## Supplied records

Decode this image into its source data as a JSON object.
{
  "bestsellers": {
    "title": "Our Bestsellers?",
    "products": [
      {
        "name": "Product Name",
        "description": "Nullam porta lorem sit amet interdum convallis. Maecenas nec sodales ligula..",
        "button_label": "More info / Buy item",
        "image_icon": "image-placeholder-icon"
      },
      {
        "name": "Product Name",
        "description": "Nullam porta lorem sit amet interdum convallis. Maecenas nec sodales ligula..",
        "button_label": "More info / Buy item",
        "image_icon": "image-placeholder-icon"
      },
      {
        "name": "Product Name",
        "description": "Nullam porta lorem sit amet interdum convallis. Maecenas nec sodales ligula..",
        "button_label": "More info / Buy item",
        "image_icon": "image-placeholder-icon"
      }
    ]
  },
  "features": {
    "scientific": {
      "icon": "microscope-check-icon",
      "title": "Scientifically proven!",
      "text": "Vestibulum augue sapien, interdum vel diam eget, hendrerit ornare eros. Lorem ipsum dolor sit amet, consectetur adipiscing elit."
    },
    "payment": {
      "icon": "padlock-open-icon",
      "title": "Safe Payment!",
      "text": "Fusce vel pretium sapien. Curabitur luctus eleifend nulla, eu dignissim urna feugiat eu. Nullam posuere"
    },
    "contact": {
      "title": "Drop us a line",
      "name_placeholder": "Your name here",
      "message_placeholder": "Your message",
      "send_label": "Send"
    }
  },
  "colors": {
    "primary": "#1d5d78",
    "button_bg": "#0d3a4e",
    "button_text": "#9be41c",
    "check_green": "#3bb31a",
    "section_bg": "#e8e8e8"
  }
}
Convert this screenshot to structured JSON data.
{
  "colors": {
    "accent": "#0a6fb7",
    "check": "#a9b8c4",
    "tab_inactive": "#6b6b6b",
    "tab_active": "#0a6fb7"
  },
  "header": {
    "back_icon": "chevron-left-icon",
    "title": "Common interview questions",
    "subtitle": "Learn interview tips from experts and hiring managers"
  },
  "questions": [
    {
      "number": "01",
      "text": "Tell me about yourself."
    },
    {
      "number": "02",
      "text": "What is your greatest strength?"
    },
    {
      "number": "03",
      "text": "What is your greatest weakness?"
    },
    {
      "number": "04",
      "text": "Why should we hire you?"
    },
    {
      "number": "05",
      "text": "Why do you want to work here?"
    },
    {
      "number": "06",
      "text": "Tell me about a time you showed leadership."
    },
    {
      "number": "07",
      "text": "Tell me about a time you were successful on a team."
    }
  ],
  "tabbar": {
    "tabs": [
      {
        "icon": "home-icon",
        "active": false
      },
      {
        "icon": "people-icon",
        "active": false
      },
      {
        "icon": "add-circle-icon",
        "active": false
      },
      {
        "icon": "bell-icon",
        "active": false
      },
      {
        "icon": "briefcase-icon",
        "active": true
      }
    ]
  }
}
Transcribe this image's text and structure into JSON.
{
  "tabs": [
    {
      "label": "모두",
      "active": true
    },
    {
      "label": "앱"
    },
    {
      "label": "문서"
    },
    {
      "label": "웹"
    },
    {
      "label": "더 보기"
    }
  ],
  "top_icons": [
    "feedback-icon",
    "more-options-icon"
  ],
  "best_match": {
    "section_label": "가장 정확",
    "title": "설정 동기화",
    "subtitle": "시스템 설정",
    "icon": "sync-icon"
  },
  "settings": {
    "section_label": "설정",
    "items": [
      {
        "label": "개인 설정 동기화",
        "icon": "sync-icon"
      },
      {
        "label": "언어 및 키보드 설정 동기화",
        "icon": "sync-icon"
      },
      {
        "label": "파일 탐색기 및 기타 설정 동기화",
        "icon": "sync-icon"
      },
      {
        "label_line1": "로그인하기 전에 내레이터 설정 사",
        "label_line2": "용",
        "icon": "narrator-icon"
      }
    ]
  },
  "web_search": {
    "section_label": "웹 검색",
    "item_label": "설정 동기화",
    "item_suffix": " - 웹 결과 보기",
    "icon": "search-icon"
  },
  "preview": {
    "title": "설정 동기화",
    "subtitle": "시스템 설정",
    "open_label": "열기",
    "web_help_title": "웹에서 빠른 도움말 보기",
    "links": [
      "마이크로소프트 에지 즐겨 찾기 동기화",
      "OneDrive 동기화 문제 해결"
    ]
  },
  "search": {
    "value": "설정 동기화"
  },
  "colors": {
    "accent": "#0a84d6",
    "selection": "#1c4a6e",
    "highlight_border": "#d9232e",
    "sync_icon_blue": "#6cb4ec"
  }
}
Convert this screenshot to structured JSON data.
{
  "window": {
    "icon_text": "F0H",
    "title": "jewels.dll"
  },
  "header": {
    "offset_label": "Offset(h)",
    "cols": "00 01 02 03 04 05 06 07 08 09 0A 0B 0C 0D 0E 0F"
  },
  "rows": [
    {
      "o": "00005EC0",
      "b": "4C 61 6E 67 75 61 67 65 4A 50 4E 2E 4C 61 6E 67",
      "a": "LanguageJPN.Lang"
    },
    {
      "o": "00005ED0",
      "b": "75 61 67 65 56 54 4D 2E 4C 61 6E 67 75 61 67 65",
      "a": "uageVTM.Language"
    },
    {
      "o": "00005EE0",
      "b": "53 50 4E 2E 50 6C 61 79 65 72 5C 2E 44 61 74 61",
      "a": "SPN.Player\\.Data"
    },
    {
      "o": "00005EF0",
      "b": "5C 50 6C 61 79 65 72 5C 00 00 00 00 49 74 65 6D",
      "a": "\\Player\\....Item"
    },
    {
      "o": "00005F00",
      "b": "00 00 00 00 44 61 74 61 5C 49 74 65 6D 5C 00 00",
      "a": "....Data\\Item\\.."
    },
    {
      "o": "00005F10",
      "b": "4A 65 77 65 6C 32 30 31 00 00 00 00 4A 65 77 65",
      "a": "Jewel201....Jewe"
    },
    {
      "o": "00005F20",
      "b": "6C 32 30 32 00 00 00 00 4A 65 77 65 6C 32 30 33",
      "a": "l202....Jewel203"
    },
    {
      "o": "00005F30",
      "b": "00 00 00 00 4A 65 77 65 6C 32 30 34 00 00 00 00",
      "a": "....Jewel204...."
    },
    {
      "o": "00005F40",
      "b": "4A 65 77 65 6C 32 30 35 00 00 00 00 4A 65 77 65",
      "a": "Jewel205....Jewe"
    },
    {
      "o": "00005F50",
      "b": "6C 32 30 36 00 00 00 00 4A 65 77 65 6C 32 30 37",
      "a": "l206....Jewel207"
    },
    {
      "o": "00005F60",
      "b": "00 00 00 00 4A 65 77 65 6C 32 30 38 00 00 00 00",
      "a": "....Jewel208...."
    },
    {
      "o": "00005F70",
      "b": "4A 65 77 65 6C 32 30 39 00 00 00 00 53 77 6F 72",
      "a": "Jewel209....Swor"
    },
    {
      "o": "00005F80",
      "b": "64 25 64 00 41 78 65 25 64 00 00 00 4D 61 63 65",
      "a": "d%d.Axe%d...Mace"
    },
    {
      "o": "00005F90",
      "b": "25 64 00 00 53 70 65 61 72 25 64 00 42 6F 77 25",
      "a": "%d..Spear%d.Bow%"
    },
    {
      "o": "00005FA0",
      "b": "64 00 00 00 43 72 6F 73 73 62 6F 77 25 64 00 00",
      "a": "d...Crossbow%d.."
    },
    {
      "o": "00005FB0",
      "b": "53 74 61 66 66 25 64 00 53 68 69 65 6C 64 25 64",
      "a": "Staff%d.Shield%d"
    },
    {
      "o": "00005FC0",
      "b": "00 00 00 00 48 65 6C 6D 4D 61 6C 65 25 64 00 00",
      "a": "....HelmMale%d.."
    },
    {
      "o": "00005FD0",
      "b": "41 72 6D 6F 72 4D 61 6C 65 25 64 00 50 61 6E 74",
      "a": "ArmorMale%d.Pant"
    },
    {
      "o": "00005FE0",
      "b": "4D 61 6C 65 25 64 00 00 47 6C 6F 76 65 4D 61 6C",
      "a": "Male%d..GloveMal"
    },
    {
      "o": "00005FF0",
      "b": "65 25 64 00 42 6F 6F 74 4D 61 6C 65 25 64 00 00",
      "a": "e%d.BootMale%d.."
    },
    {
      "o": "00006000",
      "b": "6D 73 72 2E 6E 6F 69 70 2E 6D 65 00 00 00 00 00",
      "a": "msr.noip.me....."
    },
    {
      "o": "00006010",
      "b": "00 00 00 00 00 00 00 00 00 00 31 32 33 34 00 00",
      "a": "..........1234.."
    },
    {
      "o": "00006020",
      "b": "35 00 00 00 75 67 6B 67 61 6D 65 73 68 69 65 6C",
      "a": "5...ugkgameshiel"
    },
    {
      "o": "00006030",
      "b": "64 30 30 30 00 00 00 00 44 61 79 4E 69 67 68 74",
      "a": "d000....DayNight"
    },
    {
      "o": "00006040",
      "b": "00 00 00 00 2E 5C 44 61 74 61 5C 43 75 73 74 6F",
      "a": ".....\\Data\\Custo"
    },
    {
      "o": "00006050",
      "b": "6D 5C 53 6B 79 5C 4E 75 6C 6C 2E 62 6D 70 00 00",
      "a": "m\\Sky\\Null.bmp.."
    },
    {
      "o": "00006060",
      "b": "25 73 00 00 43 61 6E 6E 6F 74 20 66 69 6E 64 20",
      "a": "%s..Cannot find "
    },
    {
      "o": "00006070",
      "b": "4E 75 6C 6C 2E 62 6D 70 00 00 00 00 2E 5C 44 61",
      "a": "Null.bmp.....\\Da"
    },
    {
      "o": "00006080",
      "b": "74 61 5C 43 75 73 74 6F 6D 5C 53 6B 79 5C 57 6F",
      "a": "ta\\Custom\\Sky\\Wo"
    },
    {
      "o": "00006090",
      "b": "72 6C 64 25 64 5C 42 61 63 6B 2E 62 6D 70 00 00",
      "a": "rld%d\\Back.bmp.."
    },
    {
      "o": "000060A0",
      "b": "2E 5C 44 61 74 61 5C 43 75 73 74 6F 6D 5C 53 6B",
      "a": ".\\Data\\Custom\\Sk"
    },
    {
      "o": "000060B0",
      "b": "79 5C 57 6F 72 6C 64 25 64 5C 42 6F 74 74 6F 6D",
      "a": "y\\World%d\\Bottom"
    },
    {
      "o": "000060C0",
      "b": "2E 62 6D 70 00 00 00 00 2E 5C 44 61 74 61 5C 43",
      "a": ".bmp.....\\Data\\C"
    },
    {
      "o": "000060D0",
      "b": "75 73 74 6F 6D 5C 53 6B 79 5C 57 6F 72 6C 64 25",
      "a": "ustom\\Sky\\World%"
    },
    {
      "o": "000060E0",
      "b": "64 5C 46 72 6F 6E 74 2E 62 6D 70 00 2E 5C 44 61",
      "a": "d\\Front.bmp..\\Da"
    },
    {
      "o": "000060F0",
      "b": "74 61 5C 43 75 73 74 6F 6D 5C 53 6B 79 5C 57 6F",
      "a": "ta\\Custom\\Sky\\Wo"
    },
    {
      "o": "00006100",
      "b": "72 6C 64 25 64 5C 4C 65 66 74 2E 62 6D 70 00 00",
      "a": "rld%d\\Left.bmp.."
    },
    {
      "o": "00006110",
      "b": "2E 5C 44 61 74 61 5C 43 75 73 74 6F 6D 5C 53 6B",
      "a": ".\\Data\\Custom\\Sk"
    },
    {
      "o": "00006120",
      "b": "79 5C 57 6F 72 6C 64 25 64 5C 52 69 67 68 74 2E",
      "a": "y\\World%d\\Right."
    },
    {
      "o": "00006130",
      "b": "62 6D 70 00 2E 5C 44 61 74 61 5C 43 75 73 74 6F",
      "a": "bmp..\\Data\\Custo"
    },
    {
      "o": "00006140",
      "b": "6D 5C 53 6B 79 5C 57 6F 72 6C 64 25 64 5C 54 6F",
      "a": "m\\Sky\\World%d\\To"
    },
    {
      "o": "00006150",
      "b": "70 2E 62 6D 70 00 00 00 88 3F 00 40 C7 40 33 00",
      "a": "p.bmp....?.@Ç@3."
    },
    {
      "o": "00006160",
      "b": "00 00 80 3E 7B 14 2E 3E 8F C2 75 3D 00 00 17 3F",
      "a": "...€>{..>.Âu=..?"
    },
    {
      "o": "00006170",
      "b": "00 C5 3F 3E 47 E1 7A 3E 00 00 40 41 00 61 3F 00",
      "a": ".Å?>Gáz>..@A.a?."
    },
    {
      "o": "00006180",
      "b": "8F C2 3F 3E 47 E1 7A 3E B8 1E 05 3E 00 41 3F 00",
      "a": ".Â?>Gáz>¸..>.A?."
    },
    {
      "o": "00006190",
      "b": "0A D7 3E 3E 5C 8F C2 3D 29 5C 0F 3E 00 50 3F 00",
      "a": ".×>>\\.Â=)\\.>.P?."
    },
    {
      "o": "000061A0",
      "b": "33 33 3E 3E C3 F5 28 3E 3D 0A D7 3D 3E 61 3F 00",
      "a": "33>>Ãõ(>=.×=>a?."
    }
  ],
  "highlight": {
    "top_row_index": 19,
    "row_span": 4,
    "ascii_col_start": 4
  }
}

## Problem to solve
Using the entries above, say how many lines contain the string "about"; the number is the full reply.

## Exercise response
3